What's your litmus test to classify something as a "great idea"?

What's your litmus test to classify something as a "great idea"?

According to legends, Archimedes was in a bathtub when he had his “eureka!” moment, and Newton was inspired by an apple that didn’t fall far from the tree.  Wherever and whenever inspiration strikes, the question that comes to mind is almost always: “Is this a great idea?”

Often, entrepreneurs come to me seeking validation. They tell me they’ve got a great idea.  And my first question back to them is: “How do you know?” My second question back to them is designed to help them focus on whether they have a great idea or not:  “What’s your litmus test?” I want to help them quickly focus and think through how they are measuring the “greatness” of their ideas.

I have plenty of thoughts on how target customers can help validate an idea. Future blog posts will cover that in depth. For now, let's focus on deciding whether to nurture an idea, pivot it, or to let it go.

Start by building a great idea litmus test that allows you to critically assess ideas against your own standards. What criteria go into judging something as a “great idea”?  Things you may consider including in your litmus test:

  1. Addresses an urgent unmet need
  2. Has a large potential market
  3. Provides extremely compelling functionality or benefits
  4. Saves significant time
  5. Saves or makes significant money
  6. Disrupts an existing market
  7. Leverages a unique customer / user acquisition strategy
  8. Utilizes a unique distribution strategy
  9. Saves lives (often used when looking at healthcare ideas)
  10. Is something that investors will back

There is no right or wrong answer. Your litmus test should reflect what is most important to you and your team. As you test your idea against your great idea litmus test, the more attributes your idea has, the stronger it is.
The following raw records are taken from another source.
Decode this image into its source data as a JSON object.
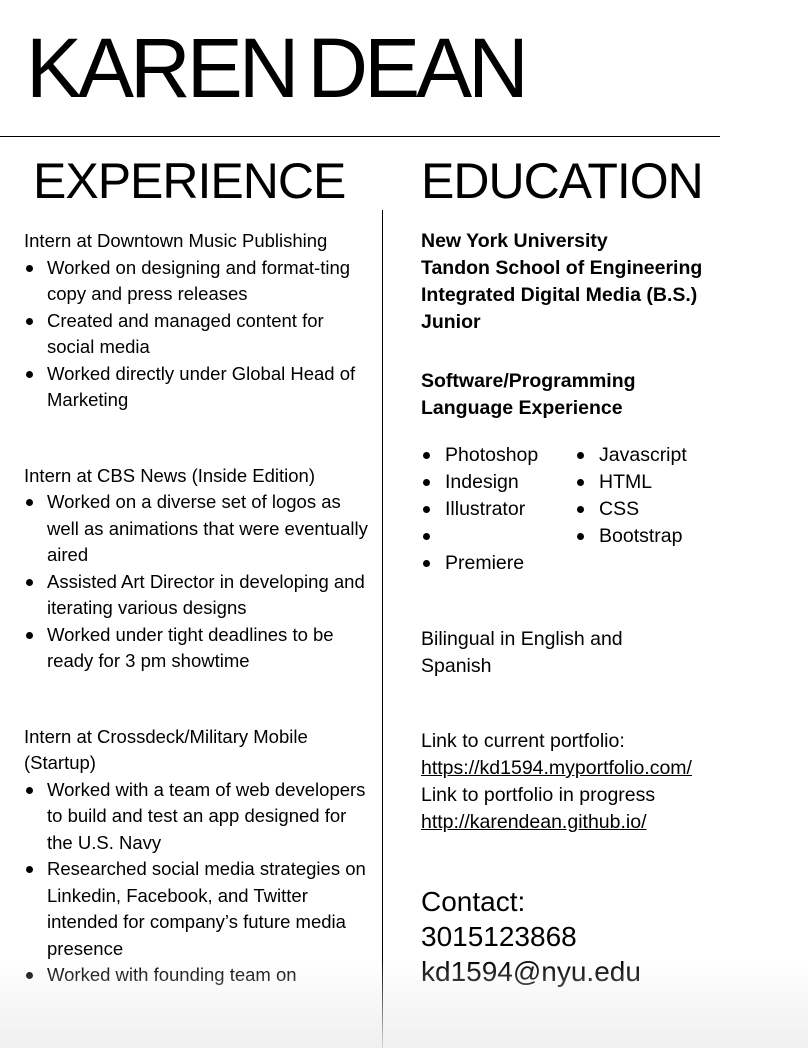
{
  "header": {
    "first_name": "KAREN",
    "last_name": "DEAN"
  },
  "experience": {
    "title": "EXPERIENCE",
    "jobs": [
      {
        "title": "Intern at Downtown Music Publishing",
        "bullets": [
          "Worked on designing and format-ting copy and press releases",
          "Created and managed content for social media",
          "Worked directly under Global Head of Marketing"
        ]
      },
      {
        "title": "Intern at CBS News (Inside Edition)",
        "bullets": [
          "Worked on a diverse set of logos as well as animations that were eventually aired",
          "Assisted Art Director in developing and iterating various designs",
          "Worked under tight deadlines to be ready for 3 pm showtime"
        ]
      },
      {
        "title": "Intern at Crossdeck/Military Mobile (Startup)",
        "bullets": [
          "Worked with a team of web developers to build and test an app designed for the U.S. Navy",
          "Researched social media strategies on Linkedin, Facebook, and Twitter intended for company’s future media presence",
          "Worked with founding team on"
        ]
      }
    ]
  },
  "education": {
    "title": "EDUCATION",
    "school_lines": [
      "New York University",
      "Tandon School of Engineering",
      "Integrated Digital Media (B.S.)",
      "Junior"
    ],
    "software_heading_lines": [
      "Software/Programming",
      "Language Experience"
    ],
    "skills_col1": [
      "Photoshop",
      "Indesign",
      "Illustrator",
      "",
      "Premiere"
    ],
    "skills_col2": [
      "Javascript",
      "HTML",
      "CSS",
      "Bootstrap"
    ],
    "bilingual": "Bilingual in English and Spanish",
    "portfolio_label": "Link to current portfolio:",
    "portfolio_url": "https://kd1594.myportfolio.com/",
    "progress_label": "Link to portfolio in progress",
    "progress_url": "http://karendean.github.io/",
    "contact_label": "Contact:",
    "phone": "3015123868",
    "email": "kd1594@nyu.edu"
  }
}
Take Airbnb, for example. Two of the co-founders offered up space on air mattresses in their apartment to bring in extra cash to cover their rent.  After their first guests left, they realized they had a “great idea”: a way for people to make money off an under-used asset - their spare room. Of course, those of you familiar with the Airbnb story know that it took a lot more than just a “great idea” to be successful.  (You can learn more about their story here.)  Far too often I see entrepreneurs place too much emphasis on having a “great idea” with too little focus on execution.  

One last important question every entrepreneur should add to his or her litmus test is: “Am I passionate enough about this idea to do what it takes for it to succeed?”  As David Bookspan of DreamIt Ventures  likes to say, “a startup is a marathon, not a sprint.” So be ready to run with your great idea for a very long distance before it starts to take off.

In later posts I’ll talk about how your answers to your great idea litmus test criteria are usually just broad assumptions that need to be de-risked as quickly and cheaply as possible.